+++ DATA LISTING
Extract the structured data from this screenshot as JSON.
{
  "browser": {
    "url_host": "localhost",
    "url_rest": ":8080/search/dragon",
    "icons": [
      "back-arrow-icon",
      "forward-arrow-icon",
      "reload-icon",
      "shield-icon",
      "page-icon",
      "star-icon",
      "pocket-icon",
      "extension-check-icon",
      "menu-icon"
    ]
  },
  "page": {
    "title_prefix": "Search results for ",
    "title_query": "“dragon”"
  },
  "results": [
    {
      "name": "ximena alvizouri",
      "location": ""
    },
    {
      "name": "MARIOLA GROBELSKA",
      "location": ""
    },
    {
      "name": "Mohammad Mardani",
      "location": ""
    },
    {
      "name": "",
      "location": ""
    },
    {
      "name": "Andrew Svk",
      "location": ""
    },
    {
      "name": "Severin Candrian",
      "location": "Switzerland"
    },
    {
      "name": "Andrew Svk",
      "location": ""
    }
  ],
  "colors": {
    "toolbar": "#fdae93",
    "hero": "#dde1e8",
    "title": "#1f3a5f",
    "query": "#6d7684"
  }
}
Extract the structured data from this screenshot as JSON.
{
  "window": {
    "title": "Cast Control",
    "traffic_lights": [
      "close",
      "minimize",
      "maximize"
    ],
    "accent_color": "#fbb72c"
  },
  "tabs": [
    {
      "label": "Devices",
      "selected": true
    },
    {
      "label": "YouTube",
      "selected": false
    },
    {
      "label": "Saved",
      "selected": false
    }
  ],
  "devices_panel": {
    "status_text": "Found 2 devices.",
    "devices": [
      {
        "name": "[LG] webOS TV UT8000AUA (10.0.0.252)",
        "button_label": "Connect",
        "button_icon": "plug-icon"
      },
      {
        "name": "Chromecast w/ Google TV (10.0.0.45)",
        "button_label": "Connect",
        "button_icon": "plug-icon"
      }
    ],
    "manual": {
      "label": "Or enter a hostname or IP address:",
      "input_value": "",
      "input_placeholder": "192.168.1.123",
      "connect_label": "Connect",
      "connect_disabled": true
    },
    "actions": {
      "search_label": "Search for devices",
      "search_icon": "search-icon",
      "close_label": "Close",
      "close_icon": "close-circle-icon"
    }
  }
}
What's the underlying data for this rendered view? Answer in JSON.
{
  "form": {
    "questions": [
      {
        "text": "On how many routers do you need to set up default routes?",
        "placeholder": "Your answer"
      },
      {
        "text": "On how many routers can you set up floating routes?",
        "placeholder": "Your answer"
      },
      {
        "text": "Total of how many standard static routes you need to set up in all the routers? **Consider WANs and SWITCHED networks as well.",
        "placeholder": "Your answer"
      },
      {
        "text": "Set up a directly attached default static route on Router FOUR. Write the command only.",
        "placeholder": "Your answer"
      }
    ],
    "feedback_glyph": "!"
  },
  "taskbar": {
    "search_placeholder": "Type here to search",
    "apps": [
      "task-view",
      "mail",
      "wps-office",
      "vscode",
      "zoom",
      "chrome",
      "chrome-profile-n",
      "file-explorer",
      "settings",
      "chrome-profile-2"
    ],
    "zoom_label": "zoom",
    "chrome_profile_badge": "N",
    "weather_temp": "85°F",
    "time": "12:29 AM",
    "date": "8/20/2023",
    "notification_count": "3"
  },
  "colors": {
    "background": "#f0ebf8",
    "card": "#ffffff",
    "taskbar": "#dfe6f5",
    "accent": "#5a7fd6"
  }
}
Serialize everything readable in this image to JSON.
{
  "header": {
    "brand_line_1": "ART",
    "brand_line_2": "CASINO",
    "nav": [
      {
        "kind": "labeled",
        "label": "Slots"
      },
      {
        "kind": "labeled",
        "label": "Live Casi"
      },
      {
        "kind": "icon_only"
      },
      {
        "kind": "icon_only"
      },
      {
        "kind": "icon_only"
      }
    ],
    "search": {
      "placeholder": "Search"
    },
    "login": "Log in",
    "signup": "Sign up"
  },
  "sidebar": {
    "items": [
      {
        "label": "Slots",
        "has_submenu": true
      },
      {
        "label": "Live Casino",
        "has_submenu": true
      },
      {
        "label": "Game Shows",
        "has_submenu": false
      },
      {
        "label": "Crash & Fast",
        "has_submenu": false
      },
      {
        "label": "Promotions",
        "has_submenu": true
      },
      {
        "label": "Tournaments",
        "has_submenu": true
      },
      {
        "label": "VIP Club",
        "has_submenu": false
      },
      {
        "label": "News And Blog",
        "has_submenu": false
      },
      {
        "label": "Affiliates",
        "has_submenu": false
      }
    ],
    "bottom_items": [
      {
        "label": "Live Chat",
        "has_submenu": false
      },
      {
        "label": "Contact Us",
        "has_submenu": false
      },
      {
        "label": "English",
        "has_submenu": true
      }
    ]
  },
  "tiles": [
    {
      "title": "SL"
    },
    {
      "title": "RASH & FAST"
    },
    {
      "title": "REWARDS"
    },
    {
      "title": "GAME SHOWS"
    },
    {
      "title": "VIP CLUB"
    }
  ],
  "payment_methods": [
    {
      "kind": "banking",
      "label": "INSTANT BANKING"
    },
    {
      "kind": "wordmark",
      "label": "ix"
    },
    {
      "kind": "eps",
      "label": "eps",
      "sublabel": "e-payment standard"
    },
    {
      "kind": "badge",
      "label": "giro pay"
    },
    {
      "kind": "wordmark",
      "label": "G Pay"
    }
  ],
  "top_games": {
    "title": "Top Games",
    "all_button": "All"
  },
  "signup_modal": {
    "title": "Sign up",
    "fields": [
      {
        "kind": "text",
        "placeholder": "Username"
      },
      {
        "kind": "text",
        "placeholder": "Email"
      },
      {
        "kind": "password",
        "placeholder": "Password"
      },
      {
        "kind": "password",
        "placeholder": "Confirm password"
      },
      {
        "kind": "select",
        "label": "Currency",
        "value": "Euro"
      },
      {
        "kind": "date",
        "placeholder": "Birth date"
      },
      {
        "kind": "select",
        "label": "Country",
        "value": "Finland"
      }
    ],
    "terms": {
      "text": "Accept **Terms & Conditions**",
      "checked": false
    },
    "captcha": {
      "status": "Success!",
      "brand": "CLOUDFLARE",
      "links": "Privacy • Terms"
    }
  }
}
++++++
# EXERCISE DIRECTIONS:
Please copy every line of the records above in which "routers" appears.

# EXERCISE SOLUTION:
        "text": "On how many routers do you need to set up default routes?",
        "text": "On how many routers can you set up floating routes?",
        "text": "Total of how many standard static routes you need to set up in all the routers? **Consider WANs and SWITCHED networks as well.",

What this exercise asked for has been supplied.